Exercise requirements:
Word for word, reproduce the records that follow.

Element data from apps and pages:
------------------------------------------------------------------------
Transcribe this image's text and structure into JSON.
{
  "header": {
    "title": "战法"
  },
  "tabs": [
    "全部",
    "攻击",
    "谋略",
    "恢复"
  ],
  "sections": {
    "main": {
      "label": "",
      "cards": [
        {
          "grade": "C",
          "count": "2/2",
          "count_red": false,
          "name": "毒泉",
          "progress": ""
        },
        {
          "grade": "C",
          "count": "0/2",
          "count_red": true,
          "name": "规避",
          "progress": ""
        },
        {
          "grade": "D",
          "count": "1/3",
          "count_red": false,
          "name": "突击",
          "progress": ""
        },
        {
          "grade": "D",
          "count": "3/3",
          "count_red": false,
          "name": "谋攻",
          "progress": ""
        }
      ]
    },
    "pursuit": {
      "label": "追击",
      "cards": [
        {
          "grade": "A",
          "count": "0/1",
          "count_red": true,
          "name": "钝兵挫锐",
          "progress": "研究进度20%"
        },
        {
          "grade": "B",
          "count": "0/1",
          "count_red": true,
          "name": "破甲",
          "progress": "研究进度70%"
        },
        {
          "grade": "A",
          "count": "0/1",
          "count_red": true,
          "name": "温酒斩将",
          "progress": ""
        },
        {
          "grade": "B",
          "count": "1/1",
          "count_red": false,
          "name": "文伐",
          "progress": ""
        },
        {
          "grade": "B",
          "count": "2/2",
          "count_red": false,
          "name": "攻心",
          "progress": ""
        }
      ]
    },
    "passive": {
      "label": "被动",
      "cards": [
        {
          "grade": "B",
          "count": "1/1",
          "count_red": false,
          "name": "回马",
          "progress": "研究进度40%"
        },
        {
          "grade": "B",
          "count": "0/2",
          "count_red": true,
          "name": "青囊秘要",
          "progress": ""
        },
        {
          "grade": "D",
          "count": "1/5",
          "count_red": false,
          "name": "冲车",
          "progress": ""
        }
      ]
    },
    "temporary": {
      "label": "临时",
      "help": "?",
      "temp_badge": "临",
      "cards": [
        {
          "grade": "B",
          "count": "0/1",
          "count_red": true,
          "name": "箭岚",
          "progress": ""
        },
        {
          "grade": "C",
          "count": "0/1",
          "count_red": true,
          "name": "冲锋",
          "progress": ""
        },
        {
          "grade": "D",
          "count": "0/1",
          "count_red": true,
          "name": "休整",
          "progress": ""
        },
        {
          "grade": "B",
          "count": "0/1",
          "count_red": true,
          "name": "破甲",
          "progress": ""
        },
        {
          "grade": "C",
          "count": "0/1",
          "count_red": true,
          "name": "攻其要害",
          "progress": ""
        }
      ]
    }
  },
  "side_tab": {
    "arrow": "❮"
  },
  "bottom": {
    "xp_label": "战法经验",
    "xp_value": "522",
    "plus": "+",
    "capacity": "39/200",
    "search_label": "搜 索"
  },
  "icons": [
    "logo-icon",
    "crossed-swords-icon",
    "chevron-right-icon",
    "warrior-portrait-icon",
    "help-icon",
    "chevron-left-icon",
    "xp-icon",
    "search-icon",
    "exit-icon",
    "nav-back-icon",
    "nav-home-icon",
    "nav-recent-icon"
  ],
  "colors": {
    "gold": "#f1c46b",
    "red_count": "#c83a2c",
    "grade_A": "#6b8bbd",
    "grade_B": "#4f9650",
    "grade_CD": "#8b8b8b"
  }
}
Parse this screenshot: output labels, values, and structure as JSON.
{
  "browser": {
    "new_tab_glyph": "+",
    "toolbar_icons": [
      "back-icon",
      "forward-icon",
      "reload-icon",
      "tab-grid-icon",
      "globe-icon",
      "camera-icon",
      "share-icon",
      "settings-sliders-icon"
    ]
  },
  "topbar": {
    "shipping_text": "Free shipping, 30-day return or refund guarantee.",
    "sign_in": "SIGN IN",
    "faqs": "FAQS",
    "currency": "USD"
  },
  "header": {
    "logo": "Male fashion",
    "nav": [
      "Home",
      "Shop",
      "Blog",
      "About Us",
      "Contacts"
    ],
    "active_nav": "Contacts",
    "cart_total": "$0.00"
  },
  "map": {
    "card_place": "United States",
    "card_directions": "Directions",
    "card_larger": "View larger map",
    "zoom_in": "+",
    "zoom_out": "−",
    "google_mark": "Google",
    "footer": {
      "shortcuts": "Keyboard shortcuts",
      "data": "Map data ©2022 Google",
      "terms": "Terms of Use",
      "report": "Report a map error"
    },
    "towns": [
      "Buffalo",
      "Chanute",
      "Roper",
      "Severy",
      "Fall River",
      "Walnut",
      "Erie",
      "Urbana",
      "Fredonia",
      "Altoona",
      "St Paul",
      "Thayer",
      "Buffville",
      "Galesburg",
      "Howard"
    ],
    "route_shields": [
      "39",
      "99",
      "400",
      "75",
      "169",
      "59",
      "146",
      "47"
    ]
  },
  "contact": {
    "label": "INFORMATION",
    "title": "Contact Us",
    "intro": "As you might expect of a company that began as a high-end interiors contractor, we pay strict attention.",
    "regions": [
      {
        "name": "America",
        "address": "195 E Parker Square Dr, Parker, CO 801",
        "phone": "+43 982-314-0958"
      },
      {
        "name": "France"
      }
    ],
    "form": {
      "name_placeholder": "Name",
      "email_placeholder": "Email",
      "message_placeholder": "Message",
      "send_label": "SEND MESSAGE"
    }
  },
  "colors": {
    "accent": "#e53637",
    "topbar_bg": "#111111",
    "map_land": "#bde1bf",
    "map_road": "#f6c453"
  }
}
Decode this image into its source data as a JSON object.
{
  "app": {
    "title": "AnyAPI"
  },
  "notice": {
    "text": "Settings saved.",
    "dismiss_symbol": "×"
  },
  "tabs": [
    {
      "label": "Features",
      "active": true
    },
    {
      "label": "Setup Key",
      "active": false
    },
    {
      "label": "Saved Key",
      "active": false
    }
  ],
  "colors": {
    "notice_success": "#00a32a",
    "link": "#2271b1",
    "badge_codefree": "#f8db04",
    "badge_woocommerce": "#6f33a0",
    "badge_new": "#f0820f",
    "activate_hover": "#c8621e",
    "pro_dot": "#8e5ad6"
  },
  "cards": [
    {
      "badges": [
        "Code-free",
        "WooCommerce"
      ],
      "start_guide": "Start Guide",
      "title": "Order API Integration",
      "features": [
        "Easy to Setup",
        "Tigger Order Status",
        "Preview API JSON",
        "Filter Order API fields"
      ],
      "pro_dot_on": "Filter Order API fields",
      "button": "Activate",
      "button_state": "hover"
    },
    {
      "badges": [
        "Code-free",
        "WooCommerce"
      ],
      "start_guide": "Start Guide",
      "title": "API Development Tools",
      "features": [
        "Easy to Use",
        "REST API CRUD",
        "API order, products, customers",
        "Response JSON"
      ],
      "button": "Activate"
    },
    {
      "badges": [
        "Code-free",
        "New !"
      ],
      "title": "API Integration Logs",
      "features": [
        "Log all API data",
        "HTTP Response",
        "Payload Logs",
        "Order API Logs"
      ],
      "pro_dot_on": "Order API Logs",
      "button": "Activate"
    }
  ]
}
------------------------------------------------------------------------
Result for this task:
Transcribe this image's text and structure into JSON.
{
  "header": {
    "title": "战法"
  },
  "tabs": [
    "全部",
    "攻击",
    "谋略",
    "恢复"
  ],
  "sections": {
    "main": {
      "label": "",
      "cards": [
        {
          "grade": "C",
          "count": "2/2",
          "count_red": false,
          "name": "毒泉",
          "progress": ""
        },
        {
          "grade": "C",
          "count": "0/2",
          "count_red": true,
          "name": "规避",
          "progress": ""
        },
        {
          "grade": "D",
          "count": "1/3",
          "count_red": false,
          "name": "突击",
          "progress": ""
        },
        {
          "grade": "D",
          "count": "3/3",
          "count_red": false,
          "name": "谋攻",
          "progress": ""
        }
      ]
    },
    "pursuit": {
      "label": "追击",
      "cards": [
        {
          "grade": "A",
          "count": "0/1",
          "count_red": true,
          "name": "钝兵挫锐",
          "progress": "研究进度20%"
        },
        {
          "grade": "B",
          "count": "0/1",
          "count_red": true,
          "name": "破甲",
          "progress": "研究进度70%"
        },
        {
          "grade": "A",
          "count": "0/1",
          "count_red": true,
          "name": "温酒斩将",
          "progress": ""
        },
        {
          "grade": "B",
          "count": "1/1",
          "count_red": false,
          "name": "文伐",
          "progress": ""
        },
        {
          "grade": "B",
          "count": "2/2",
          "count_red": false,
          "name": "攻心",
          "progress": ""
        }
      ]
    },
    "passive": {
      "label": "被动",
      "cards": [
        {
          "grade": "B",
          "count": "1/1",
          "count_red": false,
          "name": "回马",
          "progress": "研究进度40%"
        },
        {
          "grade": "B",
          "count": "0/2",
          "count_red": true,
          "name": "青囊秘要",
          "progress": ""
        },
        {
          "grade": "D",
          "count": "1/5",
          "count_red": false,
          "name": "冲车",
          "progress": ""
        }
      ]
    },
    "temporary": {
      "label": "临时",
      "help": "?",
      "temp_badge": "临",
      "cards": [
        {
          "grade": "B",
          "count": "0/1",
          "count_red": true,
          "name": "箭岚",
          "progress": ""
        },
        {
          "grade": "C",
          "count": "0/1",
          "count_red": true,
          "name": "冲锋",
          "progress": ""
        },
        {
          "grade": "D",
          "count": "0/1",
          "count_red": true,
          "name": "休整",
          "progress": ""
        },
        {
          "grade": "B",
          "count": "0/1",
          "count_red": true,
          "name": "破甲",
          "progress": ""
        },
        {
          "grade": "C",
          "count": "0/1",
          "count_red": true,
          "name": "攻其要害",
          "progress": ""
        }
      ]
    }
  },
  "side_tab": {
    "arrow": "❮"
  },
  "bottom": {
    "xp_label": "战法经验",
    "xp_value": "522",
    "plus": "+",
    "capacity": "39/200",
    "search_label": "搜 索"
  },
  "icons": [
    "logo-icon",
    "crossed-swords-icon",
    "chevron-right-icon",
    "warrior-portrait-icon",
    "help-icon",
    "chevron-left-icon",
    "xp-icon",
    "search-icon",
    "exit-icon",
    "nav-back-icon",
    "nav-home-icon",
    "nav-recent-icon"
  ],
  "colors": {
    "gold": "#f1c46b",
    "red_count": "#c83a2c",
    "grade_A": "#6b8bbd",
    "grade_B": "#4f9650",
    "grade_CD": "#8b8b8b"
  }
}
Parse this screenshot: output labels, values, and structure as JSON.
{
  "browser": {
    "new_tab_glyph": "+",
    "toolbar_icons": [
      "back-icon",
      "forward-icon",
      "reload-icon",
      "tab-grid-icon",
      "globe-icon",
      "camera-icon",
      "share-icon",
      "settings-sliders-icon"
    ]
  },
  "topbar": {
    "shipping_text": "Free shipping, 30-day return or refund guarantee.",
    "sign_in": "SIGN IN",
    "faqs": "FAQS",
    "currency": "USD"
  },
  "header": {
    "logo": "Male fashion",
    "nav": [
      "Home",
      "Shop",
      "Blog",
      "About Us",
      "Contacts"
    ],
    "active_nav": "Contacts",
    "cart_total": "$0.00"
  },
  "map": {
    "card_place": "United States",
    "card_directions": "Directions",
    "card_larger": "View larger map",
    "zoom_in": "+",
    "zoom_out": "−",
    "google_mark": "Google",
    "footer": {
      "shortcuts": "Keyboard shortcuts",
      "data": "Map data ©2022 Google",
      "terms": "Terms of Use",
      "report": "Report a map error"
    },
    "towns": [
      "Buffalo",
      "Chanute",
      "Roper",
      "Severy",
      "Fall River",
      "Walnut",
      "Erie",
      "Urbana",
      "Fredonia",
      "Altoona",
      "St Paul",
      "Thayer",
      "Buffville",
      "Galesburg",
      "Howard"
    ],
    "route_shields": [
      "39",
      "99",
      "400",
      "75",
      "169",
      "59",
      "146",
      "47"
    ]
  },
  "contact": {
    "label": "INFORMATION",
    "title": "Contact Us",
    "intro": "As you might expect of a company that began as a high-end interiors contractor, we pay strict attention.",
    "regions": [
      {
        "name": "America",
        "address": "195 E Parker Square Dr, Parker, CO 801",
        "phone": "+43 982-314-0958"
      },
      {
        "name": "France"
      }
    ],
    "form": {
      "name_placeholder": "Name",
      "email_placeholder": "Email",
      "message_placeholder": "Message",
      "send_label": "SEND MESSAGE"
    }
  },
  "colors": {
    "accent": "#e53637",
    "topbar_bg": "#111111",
    "map_land": "#bde1bf",
    "map_road": "#f6c453"
  }
}
Decode this image into its source data as a JSON object.
{
  "app": {
    "title": "AnyAPI"
  },
  "notice": {
    "text": "Settings saved.",
    "dismiss_symbol": "×"
  },
  "tabs": [
    {
      "label": "Features",
      "active": true
    },
    {
      "label": "Setup Key",
      "active": false
    },
    {
      "label": "Saved Key",
      "active": false
    }
  ],
  "colors": {
    "notice_success": "#00a32a",
    "link": "#2271b1",
    "badge_codefree": "#f8db04",
    "badge_woocommerce": "#6f33a0",
    "badge_new": "#f0820f",
    "activate_hover": "#c8621e",
    "pro_dot": "#8e5ad6"
  },
  "cards": [
    {
      "badges": [
        "Code-free",
        "WooCommerce"
      ],
      "start_guide": "Start Guide",
      "title": "Order API Integration",
      "features": [
        "Easy to Setup",
        "Tigger Order Status",
        "Preview API JSON",
        "Filter Order API fields"
      ],
      "pro_dot_on": "Filter Order API fields",
      "button": "Activate",
      "button_state": "hover"
    },
    {
      "badges": [
        "Code-free",
        "WooCommerce"
      ],
      "start_guide": "Start Guide",
      "title": "API Development Tools",
      "features": [
        "Easy to Use",
        "REST API CRUD",
        "API order, products, customers",
        "Response JSON"
      ],
      "button": "Activate"
    },
    {
      "badges": [
        "Code-free",
        "New !"
      ],
      "title": "API Integration Logs",
      "features": [
        "Log all API data",
        "HTTP Response",
        "Payload Logs",
        "Order API Logs"
      ],
      "pro_dot_on": "Order API Logs",
      "button": "Activate"
    }
  ]
}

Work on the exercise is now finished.